-Hatha – A more physical yoga with use of postures and asanas in various movement patterns like twisting, bending and use of resistance)
Contemporary programs which have evolved and landed in many of our gyms and studios today include: A variety of Hatha forms:
Restorative – Appropriate for beginner’s, this form of yoga uses props and elementary poses in an easy and relaxing format to work on stress, fatigue and weak points.
Shivananda – Classic yoga with 12 poses such as the popular sun salutation to encourage breathing, relaxation. The method can be adapted for beginners or those with low functioning capacities as well as adjusted for the fit. The common goal is to improve posture, coordination and muscular endurance.
Lyengar – Encourages awareness of precise anatomical alignment and uses isometric contractions to attain body alignment, breath and props to help achieve correct spinal alignment.
Ashtanga – Groups of poses from moderate to intense , emphasizing strength, flexibility and mental and physical stamina.
Anusara – Created by John Friend to focus on attitude, alignment and action and awareness of body weight or where the most force is placed.
VIniyoga – A therapeutic application of asanas or poses with emphasis on breathing and breath movement. Typically taught one-on-one.
Kripula – Three stages of postures, body alignment and breath movement intended to improve mental concentration, internal awareness and energy.
Integral – A strengthener approach to stretching and calming the body with postures, relaxation and breathing practices.
Bikram – A vigorous, 26 pose series designed to warm up and stretch muscles, ligaments and tendons. Typically performed at 32 – 41 Celsius.
Kundalini – Known to awaken or stir up energy with use of postures, breath control, chanting and meditation.
Somatic – A moderately intense form of yoga drawing on the Alexander technique and Feldenkrais Method; emphasizes contracting and relaxing chosen muscle groups.
Pilates – Developed by Joseph H. Pilates in the early 20th century and makes use of a slow, controlled system of movements that require focus and attention. The focus is on the core muscles to keep the body balanced.
Feldenkrais Methods – In 1904 Moshe Feldenkrais developed the Awareness Through Movement, non strenuous exercise to target the nervous system (a group technique) and the Functional integration (a one-on-one inspired approach) educational methods. Directing the efficiency, coordination and grace of one’s movement.
Alexander Technique – Created by Frederick Alexander in the late 19th century, the movements consist of correcting unconscious habits of posture and movement to prevent injuries. This technique is useful for people with disc trouble, sciatica, low back pain, shoulder/arm pain, neck pain and arthritis or for athletes who wish to move with a higher degree of coordination and ease.

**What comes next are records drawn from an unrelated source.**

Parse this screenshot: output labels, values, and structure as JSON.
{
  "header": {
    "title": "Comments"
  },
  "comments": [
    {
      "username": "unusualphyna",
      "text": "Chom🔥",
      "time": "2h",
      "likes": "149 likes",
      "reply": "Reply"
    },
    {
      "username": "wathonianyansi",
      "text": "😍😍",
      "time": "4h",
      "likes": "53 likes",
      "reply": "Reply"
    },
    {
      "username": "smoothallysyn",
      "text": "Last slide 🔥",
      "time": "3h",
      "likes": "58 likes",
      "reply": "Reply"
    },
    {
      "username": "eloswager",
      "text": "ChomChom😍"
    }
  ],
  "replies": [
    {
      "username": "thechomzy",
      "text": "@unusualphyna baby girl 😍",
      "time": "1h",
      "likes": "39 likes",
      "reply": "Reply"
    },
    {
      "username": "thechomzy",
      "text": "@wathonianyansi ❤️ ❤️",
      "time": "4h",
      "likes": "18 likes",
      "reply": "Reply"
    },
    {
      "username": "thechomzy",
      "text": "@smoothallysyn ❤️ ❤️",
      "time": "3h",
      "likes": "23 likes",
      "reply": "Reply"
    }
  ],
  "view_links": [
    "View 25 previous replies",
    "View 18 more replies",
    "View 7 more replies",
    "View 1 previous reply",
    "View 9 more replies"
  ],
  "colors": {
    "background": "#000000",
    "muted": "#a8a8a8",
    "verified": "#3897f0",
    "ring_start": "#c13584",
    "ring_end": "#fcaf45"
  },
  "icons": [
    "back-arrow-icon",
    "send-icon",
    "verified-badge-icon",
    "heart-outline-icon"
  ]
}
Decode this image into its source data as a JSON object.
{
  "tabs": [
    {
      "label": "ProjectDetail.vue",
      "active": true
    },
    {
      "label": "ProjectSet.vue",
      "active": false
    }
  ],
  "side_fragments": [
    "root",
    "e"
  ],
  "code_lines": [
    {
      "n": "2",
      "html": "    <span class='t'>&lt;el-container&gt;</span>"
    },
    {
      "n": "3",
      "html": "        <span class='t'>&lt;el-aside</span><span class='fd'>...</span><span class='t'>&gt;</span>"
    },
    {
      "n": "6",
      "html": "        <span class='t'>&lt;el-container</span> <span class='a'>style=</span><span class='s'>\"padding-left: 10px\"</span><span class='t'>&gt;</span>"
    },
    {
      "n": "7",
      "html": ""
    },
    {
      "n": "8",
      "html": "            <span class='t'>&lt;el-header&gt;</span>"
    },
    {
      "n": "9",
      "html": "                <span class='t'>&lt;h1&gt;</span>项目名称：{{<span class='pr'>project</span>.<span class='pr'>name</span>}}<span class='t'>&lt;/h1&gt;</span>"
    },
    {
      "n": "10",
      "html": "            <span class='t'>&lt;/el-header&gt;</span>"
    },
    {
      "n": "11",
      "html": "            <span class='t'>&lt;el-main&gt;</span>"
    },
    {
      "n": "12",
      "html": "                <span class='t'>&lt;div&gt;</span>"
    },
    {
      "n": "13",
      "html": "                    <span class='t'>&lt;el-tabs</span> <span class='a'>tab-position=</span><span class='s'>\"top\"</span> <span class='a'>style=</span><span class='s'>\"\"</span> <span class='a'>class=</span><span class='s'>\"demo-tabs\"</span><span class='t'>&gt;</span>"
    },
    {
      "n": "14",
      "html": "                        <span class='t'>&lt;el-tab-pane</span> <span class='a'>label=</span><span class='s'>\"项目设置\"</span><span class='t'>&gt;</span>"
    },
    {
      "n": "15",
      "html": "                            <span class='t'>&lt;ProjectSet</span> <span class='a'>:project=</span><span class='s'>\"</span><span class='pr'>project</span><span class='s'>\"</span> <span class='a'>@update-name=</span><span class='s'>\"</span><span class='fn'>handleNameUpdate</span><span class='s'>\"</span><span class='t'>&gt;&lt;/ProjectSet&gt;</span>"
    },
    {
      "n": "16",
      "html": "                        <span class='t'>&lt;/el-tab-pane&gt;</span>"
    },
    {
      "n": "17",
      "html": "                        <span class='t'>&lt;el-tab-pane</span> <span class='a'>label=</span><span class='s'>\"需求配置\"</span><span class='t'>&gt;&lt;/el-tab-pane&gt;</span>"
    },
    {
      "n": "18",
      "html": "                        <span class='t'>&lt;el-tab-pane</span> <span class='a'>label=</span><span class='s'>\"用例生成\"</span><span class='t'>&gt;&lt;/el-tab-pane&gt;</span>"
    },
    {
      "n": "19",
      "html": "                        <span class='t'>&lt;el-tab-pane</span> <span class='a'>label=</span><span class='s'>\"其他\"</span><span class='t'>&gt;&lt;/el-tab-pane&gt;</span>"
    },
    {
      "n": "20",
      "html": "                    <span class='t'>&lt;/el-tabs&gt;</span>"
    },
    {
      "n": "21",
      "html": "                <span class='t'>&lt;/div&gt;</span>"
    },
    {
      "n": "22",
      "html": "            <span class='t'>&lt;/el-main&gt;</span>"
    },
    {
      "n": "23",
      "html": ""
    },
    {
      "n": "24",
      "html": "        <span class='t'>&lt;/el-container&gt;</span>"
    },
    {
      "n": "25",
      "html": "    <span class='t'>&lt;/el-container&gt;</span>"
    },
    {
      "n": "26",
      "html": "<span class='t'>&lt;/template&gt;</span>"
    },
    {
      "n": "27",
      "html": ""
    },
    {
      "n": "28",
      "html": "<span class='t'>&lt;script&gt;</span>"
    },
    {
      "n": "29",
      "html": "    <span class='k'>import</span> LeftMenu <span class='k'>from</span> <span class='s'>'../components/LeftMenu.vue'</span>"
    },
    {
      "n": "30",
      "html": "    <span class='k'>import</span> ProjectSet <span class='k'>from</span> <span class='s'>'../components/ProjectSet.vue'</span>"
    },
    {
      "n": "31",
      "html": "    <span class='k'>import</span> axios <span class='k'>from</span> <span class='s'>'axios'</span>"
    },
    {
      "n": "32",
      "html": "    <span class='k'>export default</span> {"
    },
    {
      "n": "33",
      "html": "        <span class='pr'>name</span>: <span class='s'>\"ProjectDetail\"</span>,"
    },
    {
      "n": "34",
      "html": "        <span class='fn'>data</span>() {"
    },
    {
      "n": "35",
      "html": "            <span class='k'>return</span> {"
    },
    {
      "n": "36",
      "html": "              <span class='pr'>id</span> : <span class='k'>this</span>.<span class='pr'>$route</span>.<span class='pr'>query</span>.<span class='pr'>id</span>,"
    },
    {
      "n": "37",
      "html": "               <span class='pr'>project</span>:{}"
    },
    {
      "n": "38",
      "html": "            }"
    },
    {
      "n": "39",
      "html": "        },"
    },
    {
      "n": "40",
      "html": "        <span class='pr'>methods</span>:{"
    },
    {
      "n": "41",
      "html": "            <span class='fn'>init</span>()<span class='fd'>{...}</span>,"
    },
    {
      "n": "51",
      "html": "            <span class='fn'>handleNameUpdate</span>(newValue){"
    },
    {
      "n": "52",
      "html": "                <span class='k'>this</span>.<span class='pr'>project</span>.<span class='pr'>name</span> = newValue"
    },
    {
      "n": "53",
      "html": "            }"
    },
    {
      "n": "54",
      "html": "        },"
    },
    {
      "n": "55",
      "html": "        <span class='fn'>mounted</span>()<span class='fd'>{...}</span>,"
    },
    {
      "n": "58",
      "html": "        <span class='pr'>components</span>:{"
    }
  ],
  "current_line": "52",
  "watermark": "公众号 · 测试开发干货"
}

Whether you choose yoga for stretching, coordination, stress relief or to build your way up to a more intense routine, there are so many options to choose from; you’ll never run out of fresh moves and ways to maintain your mind, body and soul. Now get moving!